> Exercise description
Among the lines of the data, copy those that hold "label".

Dataset rows describing interfaces

*** Begin section ***

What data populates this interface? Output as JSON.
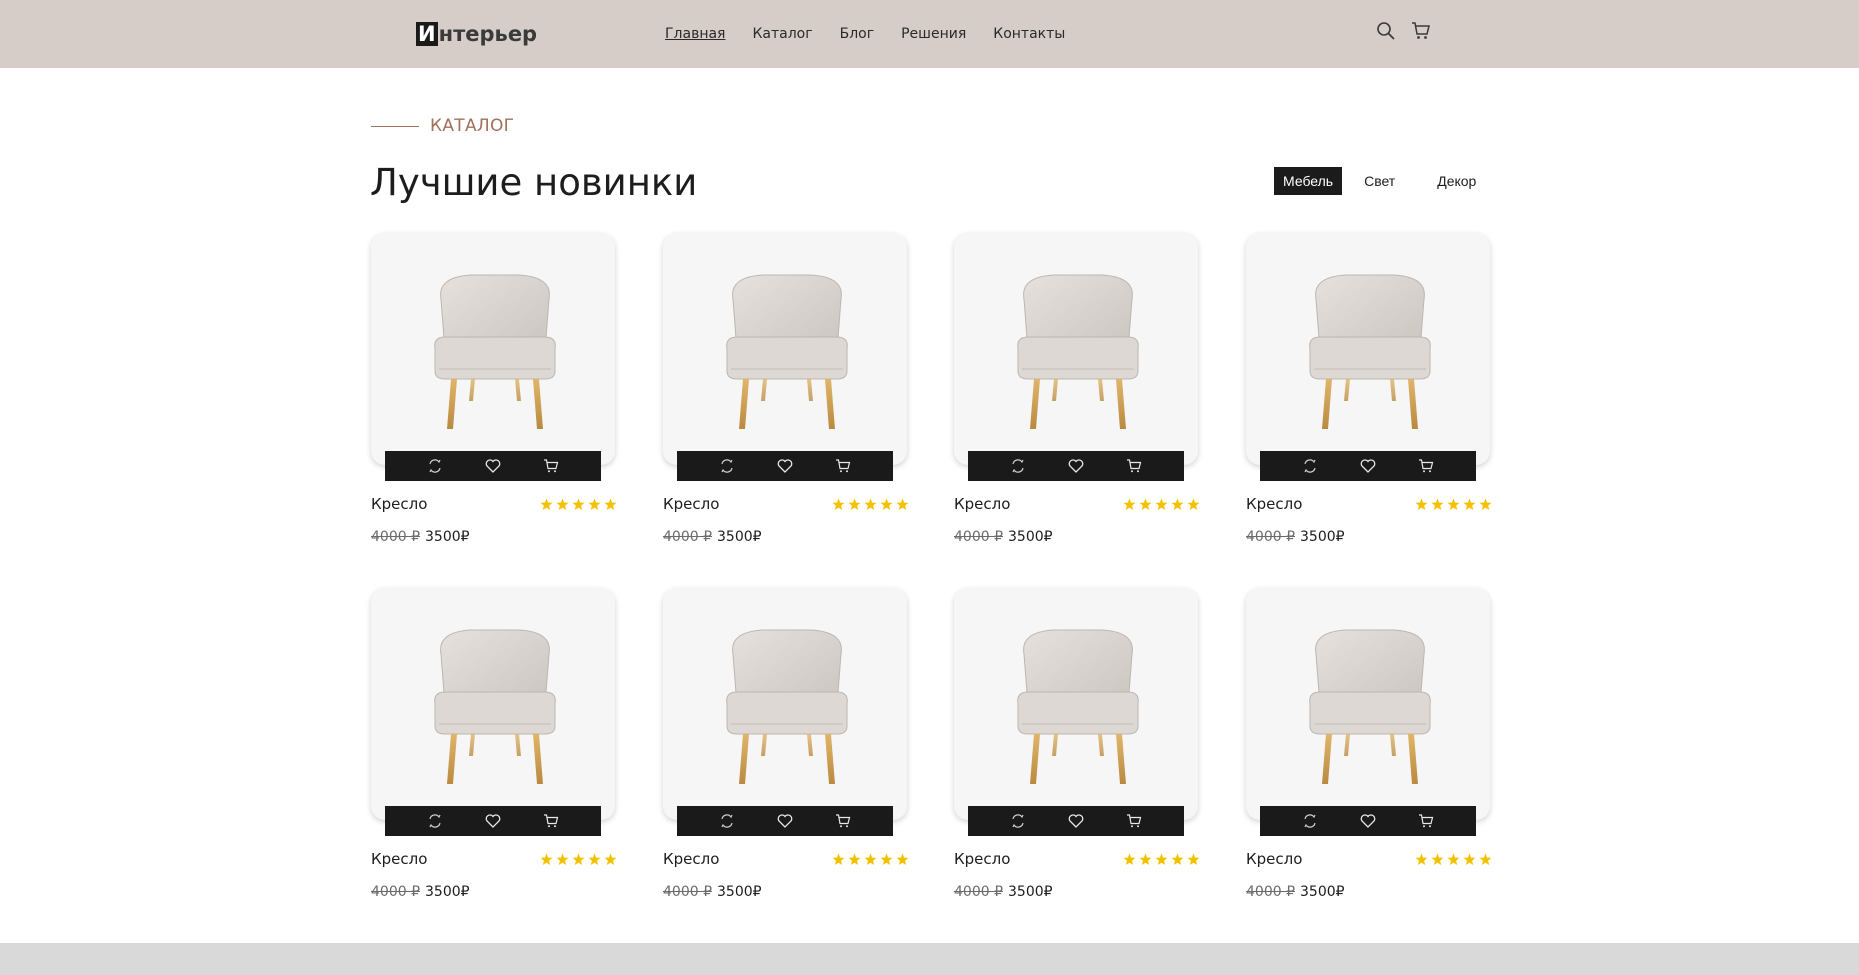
{
  "header": {
    "logo": {
      "mark": "И",
      "rest": "нтерьер"
    },
    "nav": [
      {
        "label": "Главная",
        "active": true
      },
      {
        "label": "Каталог",
        "active": false
      },
      {
        "label": "Блог",
        "active": false
      },
      {
        "label": "Решения",
        "active": false
      },
      {
        "label": "Контакты",
        "active": false
      }
    ],
    "icons": [
      "search-icon",
      "cart-icon"
    ]
  },
  "section": {
    "label": "КАТАЛОГ",
    "title": "Лучшие новинки"
  },
  "filters": [
    {
      "label": "Мебель",
      "active": true
    },
    {
      "label": "Свет",
      "active": false
    },
    {
      "label": "Декор",
      "active": false
    }
  ],
  "products": [
    {
      "name": "Кресло",
      "old_price": "4000 ₽",
      "price": "3500₽",
      "rating": 5
    },
    {
      "name": "Кресло",
      "old_price": "4000 ₽",
      "price": "3500₽",
      "rating": 5
    },
    {
      "name": "Кресло",
      "old_price": "4000 ₽",
      "price": "3500₽",
      "rating": 5
    },
    {
      "name": "Кресло",
      "old_price": "4000 ₽",
      "price": "3500₽",
      "rating": 5
    },
    {
      "name": "Кресло",
      "old_price": "4000 ₽",
      "price": "3500₽",
      "rating": 5
    },
    {
      "name": "Кресло",
      "old_price": "4000 ₽",
      "price": "3500₽",
      "rating": 5
    },
    {
      "name": "Кресло",
      "old_price": "4000 ₽",
      "price": "3500₽",
      "rating": 5
    },
    {
      "name": "Кресло",
      "old_price": "4000 ₽",
      "price": "3500₽",
      "rating": 5
    }
  ],
  "card_actions": [
    "compare-icon",
    "heart-icon",
    "cart-icon"
  ],
  "colors": {
    "header_bg": "#d6cdc8",
    "accent": "#a0705a",
    "dark": "#1a1a1a",
    "star": "#f2c200",
    "footer": "#d9d9d9"
  }
}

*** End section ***

> Worked solution
        "label": "Главная",
        "label": "Каталог",
        "label": "Блог",
        "label": "Решения",
        "label": "Контакты",
    "label": "КАТАЛОГ",
      "label": "Мебель",
      "label": "Свет",
      "label": "Декор",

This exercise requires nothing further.